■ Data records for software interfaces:
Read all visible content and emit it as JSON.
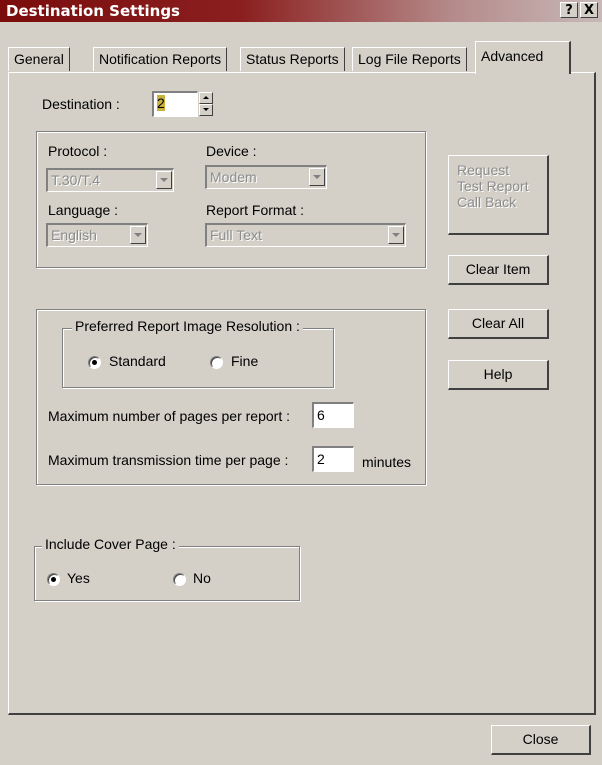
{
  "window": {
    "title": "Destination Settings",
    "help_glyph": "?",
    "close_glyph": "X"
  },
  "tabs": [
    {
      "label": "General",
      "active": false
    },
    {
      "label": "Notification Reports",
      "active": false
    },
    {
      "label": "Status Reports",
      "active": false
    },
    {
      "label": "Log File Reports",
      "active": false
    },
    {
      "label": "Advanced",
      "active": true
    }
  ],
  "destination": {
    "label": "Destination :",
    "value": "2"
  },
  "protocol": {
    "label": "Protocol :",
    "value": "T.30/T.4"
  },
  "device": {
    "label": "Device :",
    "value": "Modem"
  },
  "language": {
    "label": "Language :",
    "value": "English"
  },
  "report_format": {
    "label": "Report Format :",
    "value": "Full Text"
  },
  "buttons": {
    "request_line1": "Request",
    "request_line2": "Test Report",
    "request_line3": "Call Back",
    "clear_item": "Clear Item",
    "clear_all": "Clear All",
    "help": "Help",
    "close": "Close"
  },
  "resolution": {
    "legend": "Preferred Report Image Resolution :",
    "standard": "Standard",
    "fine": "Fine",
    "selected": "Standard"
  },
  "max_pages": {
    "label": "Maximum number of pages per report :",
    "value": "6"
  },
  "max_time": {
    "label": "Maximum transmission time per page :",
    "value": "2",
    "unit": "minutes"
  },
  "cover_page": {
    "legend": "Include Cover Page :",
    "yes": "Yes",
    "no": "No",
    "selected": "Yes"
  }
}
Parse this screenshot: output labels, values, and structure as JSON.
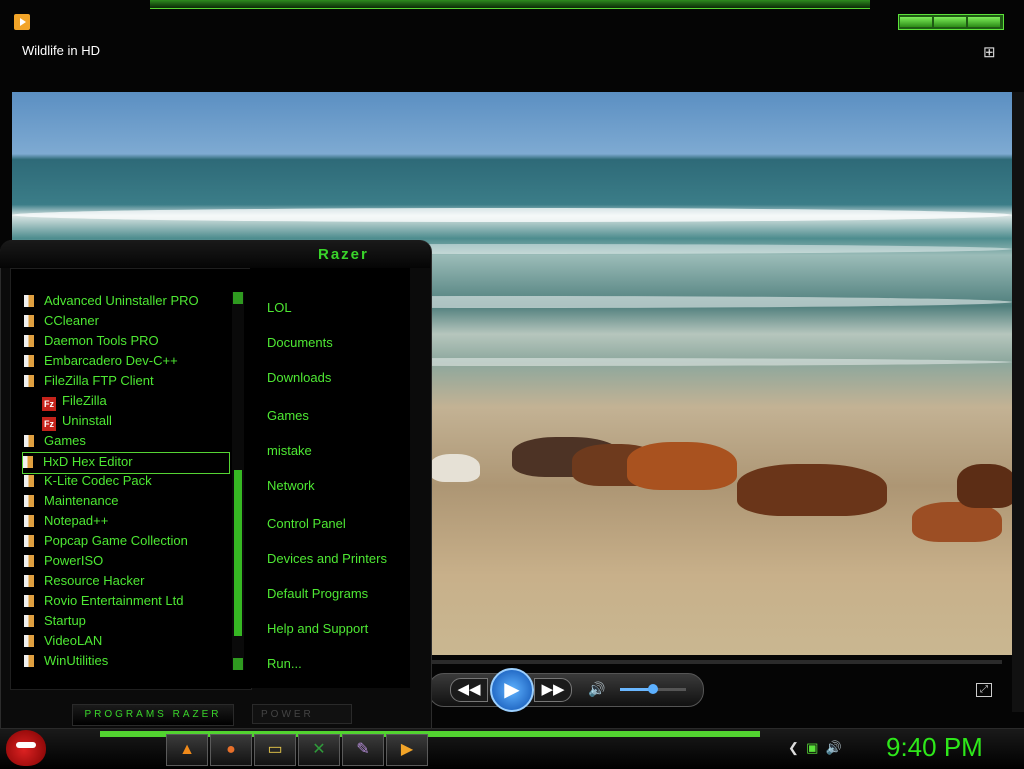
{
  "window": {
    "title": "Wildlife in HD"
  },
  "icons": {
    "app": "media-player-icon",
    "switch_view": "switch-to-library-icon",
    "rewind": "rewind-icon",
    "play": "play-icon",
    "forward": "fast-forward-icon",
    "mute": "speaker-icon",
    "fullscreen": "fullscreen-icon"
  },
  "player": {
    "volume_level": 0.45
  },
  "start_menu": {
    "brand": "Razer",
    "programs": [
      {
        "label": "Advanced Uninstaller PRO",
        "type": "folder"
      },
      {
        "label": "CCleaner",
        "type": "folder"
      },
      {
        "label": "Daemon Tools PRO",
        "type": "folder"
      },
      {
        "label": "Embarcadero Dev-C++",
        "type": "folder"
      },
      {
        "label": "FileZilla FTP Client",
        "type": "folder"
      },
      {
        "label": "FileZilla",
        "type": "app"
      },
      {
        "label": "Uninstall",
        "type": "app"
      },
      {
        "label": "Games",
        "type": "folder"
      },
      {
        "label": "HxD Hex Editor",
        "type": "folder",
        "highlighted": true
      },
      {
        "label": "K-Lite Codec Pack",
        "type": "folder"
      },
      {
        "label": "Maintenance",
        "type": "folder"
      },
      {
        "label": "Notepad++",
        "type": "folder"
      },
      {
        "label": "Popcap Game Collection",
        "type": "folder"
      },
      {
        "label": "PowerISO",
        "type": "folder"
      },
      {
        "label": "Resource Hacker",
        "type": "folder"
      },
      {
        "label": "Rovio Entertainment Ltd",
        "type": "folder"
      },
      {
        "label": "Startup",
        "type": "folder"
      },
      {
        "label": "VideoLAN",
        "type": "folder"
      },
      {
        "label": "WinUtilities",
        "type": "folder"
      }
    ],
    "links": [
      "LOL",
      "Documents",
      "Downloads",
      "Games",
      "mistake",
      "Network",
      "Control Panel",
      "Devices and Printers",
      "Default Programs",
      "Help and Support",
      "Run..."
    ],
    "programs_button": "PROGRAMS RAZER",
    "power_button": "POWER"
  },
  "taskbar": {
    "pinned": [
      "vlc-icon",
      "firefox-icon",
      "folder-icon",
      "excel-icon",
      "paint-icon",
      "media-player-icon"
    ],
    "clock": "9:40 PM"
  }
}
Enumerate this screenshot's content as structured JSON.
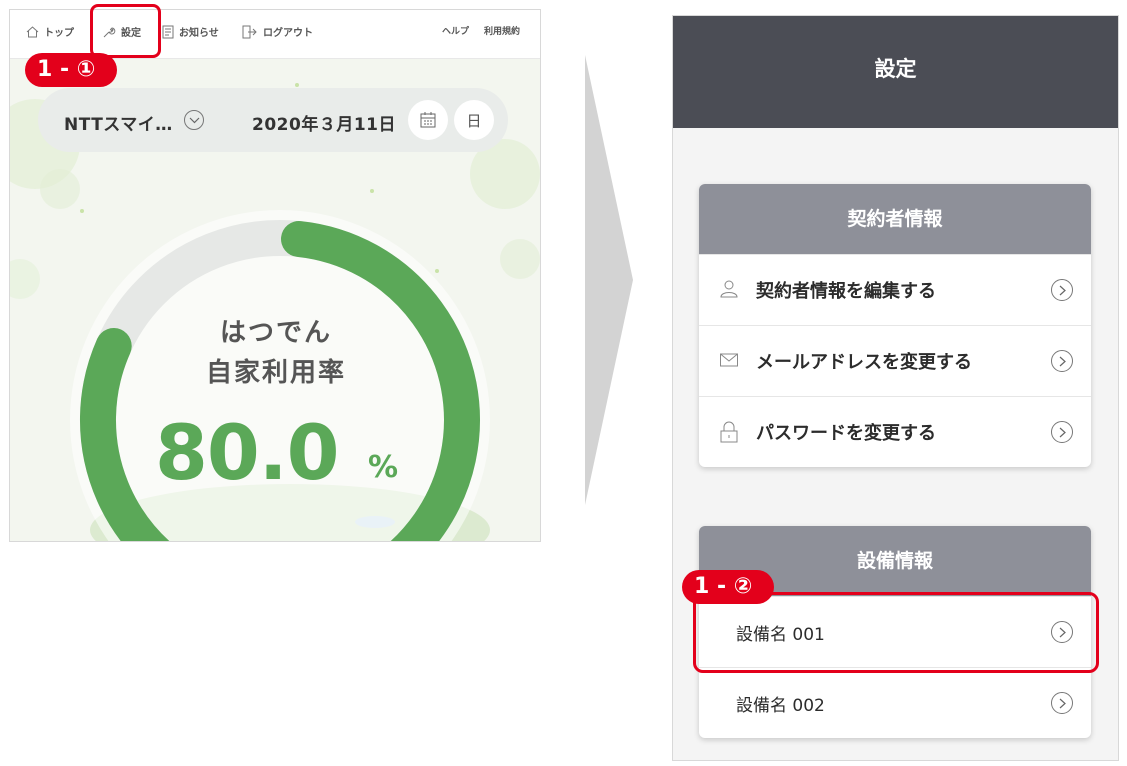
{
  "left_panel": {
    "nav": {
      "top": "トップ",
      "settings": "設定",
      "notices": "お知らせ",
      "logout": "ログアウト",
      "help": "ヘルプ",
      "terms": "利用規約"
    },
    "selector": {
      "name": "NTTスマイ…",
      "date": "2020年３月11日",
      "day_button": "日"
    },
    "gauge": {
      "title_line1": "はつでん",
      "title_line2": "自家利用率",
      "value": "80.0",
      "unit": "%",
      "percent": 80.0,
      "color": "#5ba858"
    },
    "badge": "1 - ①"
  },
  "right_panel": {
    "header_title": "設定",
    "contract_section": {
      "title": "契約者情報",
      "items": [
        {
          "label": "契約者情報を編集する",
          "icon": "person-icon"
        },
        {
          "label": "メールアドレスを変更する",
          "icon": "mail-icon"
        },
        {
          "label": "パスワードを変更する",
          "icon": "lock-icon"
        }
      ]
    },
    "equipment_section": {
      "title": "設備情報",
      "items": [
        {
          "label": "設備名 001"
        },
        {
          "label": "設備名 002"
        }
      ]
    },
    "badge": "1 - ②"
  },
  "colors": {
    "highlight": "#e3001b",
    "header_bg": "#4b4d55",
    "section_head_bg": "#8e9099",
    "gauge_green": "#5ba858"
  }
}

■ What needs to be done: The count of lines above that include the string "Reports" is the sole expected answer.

■ Solution for this task: 3